When it comes to creating a successful partnership with a client’s in-house lawyers, there is more to it than simply “doing good work.” Lawyers at outside firms must be intentional about effective communication and, perhaps more importantly, about understanding their client’s businesses. The goals of this article are to take a closer look at these elements of the relationship between outside and in-house counsel and to highlight steps that outside counsel can take today to make in-house lawyers’ lives easier.
Communication is key in virtually every type of relationship, but particularly so in the relationship between outside counsel and their in-house partners. Effective communication reduces stress, eliminates surprises and ensures that everyone involved stays on the same page. However, there is more to effective communication than some may realize.
Setting expectations: Setting realistic expectations at the outset of a new matter is critical. In-house lawyers do not want an overly optimistic view of the case — they want the truth. If you tell your in-house partner that a case can likely be dismissed or settled for a modest amount, understand that they will be relying on your prognostication to manage expectations within their company. If the outcome of the case ends up worse than you originally predicted, it doesn’t just make you look bad — it makes your in-house partner look bad, too. Set cautious but realistic expectations, then deliver results that meet or exceed those expectations.

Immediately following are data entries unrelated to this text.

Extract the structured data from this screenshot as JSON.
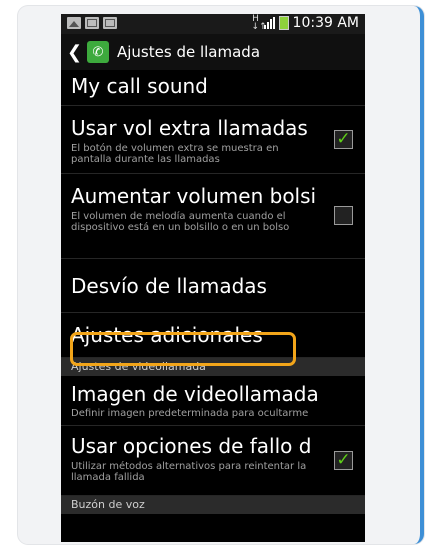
{
  "status_bar": {
    "time": "10:39 AM",
    "icons": [
      "gallery-icon",
      "mail-icon",
      "mail-icon"
    ]
  },
  "app_bar": {
    "title": "Ajustes de llamada",
    "back_icon": "back-arrow-icon",
    "app_icon": "phone-icon"
  },
  "settings": {
    "my_call_sound": {
      "title": "My call sound"
    },
    "extra_volume": {
      "title": "Usar vol extra llamadas",
      "subtitle": "El botón de volumen extra se muestra en pantalla durante las llamadas",
      "checked": true
    },
    "pocket_volume": {
      "title": "Aumentar volumen bolsi",
      "subtitle": "El volumen de melodía aumenta cuando el dispositivo está en un bolsillo o en un bolso",
      "checked": false
    },
    "call_forwarding": {
      "title": "Desvío de llamadas"
    },
    "additional_settings": {
      "title": "Ajustes adicionales"
    },
    "video_call_header": "Ajustes de videollamada",
    "video_call_image": {
      "title": "Imagen de videollamada",
      "subtitle": "Definir imagen predeterminada para ocultarme"
    },
    "call_fail_options": {
      "title": "Usar opciones de fallo d",
      "subtitle": "Utilizar métodos alternativos para reintentar la llamada fallida",
      "checked": true
    },
    "voicemail_header": "Buzón de voz"
  },
  "colors": {
    "highlight": "#f2a51a",
    "check": "#5fd018",
    "frame_accent": "#3d8fd6"
  }
}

Avoiding surprises: Relatedly, corporate clients value certainty and predictability, and they do not like surprises. Accordingly, outside lawyers should seek to avoid springing surprises on their in-house partners. In-house counsel are often dealing with complex corporate organizations with multiple stakeholders, so responding to last-minute surprises can be complicated and time-consuming. This means setting realistic expectations, sharing pertinent developments and making sure in-house lawyers are aware of the wide array of issues that could potentially arise during a given matter. For example, if you anticipate that your client will need to retain multiple expensive expert witnesses to effectively defend a case, you should communicate that fact to your in-house partner at the outset of the engagement rather than springing it on them later in the case. In the legal world, most surprises are bad surprises, so it is critical for outside counsel to communicate early and often with their in-house partners in order to avoid them.
Responsiveness: The importance of responsiveness in communications with in-house partners cannot be overstated. While many lawyers believe in the “24-hour rule,” a quicker response is advisable when your in-house partner reaches out with a question or concern. While it is not always possible to provide an immediate answer or solution, it is always possible to acknowledge the request and establish a time frame within which you will provide a substantive response. This simple step will provide your in-house partner with certainty and peace of mind, knowing that their request was received and is being handled.

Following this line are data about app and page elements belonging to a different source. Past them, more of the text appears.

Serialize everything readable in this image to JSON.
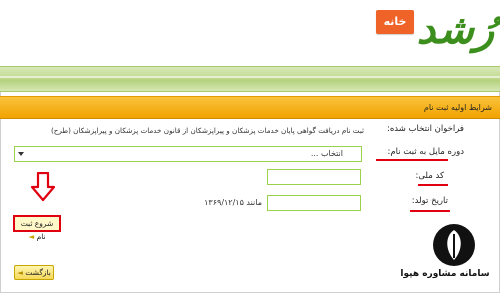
{
  "header": {
    "logo_text": "رُشد",
    "home_label": "خانه"
  },
  "section": {
    "title": "شرایط اولیه ثبت نام"
  },
  "form": {
    "call_label": "فراخوان انتخاب شده:",
    "call_value": "ثبت نام دریافت گواهی پایان خدمات پزشکان و پیراپزشکان از قانون خدمات پزشکان و پیراپزشکان (طرح)",
    "period_label": "دوره مایل به ثبت نام:",
    "period_selected": "انتخاب ...",
    "code_label": "کد ملی:",
    "birth_label": "تاریخ تولد:",
    "birth_example": "مانند ۱۳۶۹/۱۲/۱۵",
    "start_label": "شروع ثبت نام",
    "back_label": "بازگشت"
  },
  "watermark": {
    "text": "سامانه مشاوره هپوا"
  },
  "colors": {
    "accent_orange": "#f2a300",
    "home_button": "#ef6228",
    "highlight_red": "#e0000f",
    "input_border": "#9bd24b"
  },
  "icons": {
    "arrow": "down-arrow-icon",
    "button_arrow": "arrow-left-icon"
  }
}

Understanding the client’s business and industry
Understanding your in-house partner’s business and industry is a critical factor in the attorney-client relationship. In-depth knowledge of a client’s business helps outside counsel anticipate needs and potential risks and be proactive about communicating practical legal advice in a way that fits the client’s business objectives.
Anticipating needs: In a rapidly evolving world, understanding how global and local events impact your client’s business will put you in a better position to identify potential legal needs and risks so that you can help your in-house counterpart plan, prepare and respond to an ever-changing legal landscape. Simply put, understanding your client’s business and industry will make you a more effective partner in helping your client avoid surprises.

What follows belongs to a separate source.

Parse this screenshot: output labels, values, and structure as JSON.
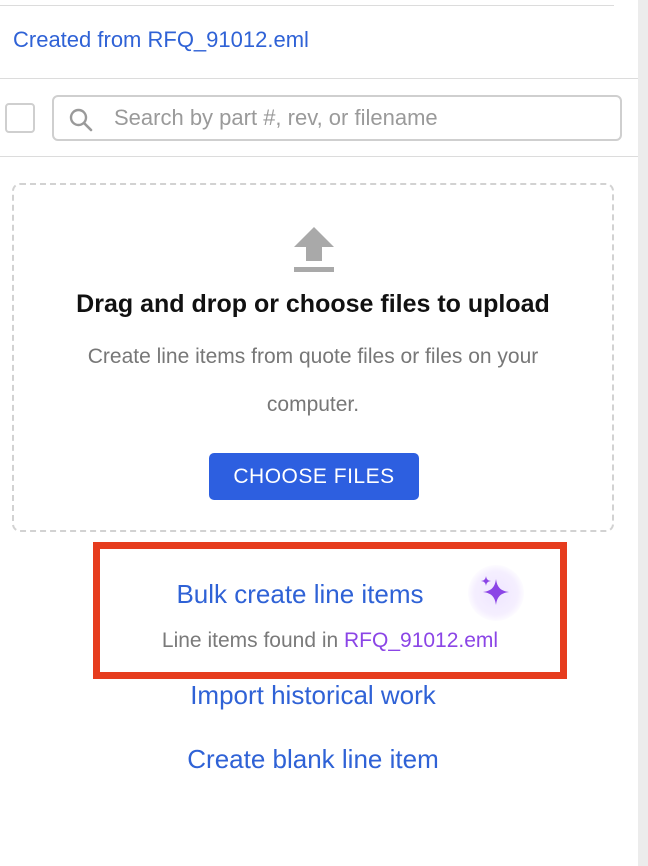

There are many ways to do this. Most obviously, you can — and should — research your client’s company and industry, including your client’s competitors. We recommend setting up news alerts to ensure awareness of events and developments that are relevant to your client’s business, and we also recommend attending industry conferences and seminars to stay abreast of thought leadership in the field. But perhaps most importantly, you should not be afraid to ask your in-house counterpart informed questions and listen to their concerns. You will never understand your client’s business as well as they do, so listening to their concerns and asking educated questions is always the best way to further your understanding of their business. This also ensures that in-house counsel will view you as a trusted partner who can be relied on for quick and effective advice when they need it.
Tailor-made advice: Another benefit of understanding your client’s business is that it allows you to tailor your advice and recommendations in a way that supports your client’s goals and objectives. Understanding your client’s business will help you better understand their risk threshold, which will in turn allow you to provide practical legal advice that strikes the right balance between acceptance and avoidance of risk. In-house counsel prefer concise advice with realistic answers rather than a long, legalistic review of all the potential issues. Understanding your client’s business will also help ensure that advice is packaged in a business-friendly format that will be quickly understood by key business personnel without any need on the part of your in-house partner to explain the advice and its relevance.
To recap, creating and maintaining successful partnerships with in-house lawyers requires more than obtaining favorable results in specific matters. Along the way, outside counsel must communicate effectively and develop an understanding of their clients’ businesses in order to build trust and make the relationships last.•
Nicholas Alford and Benjamin Broadhead are associates at Faegre Drinker Biddle & Reath. Molly Cue, senior counsel at Roche Diagnostics Corporation, contributed to this article. The opinions/views stated in this article are the authors’ alone and do not represent the views of their respective employers.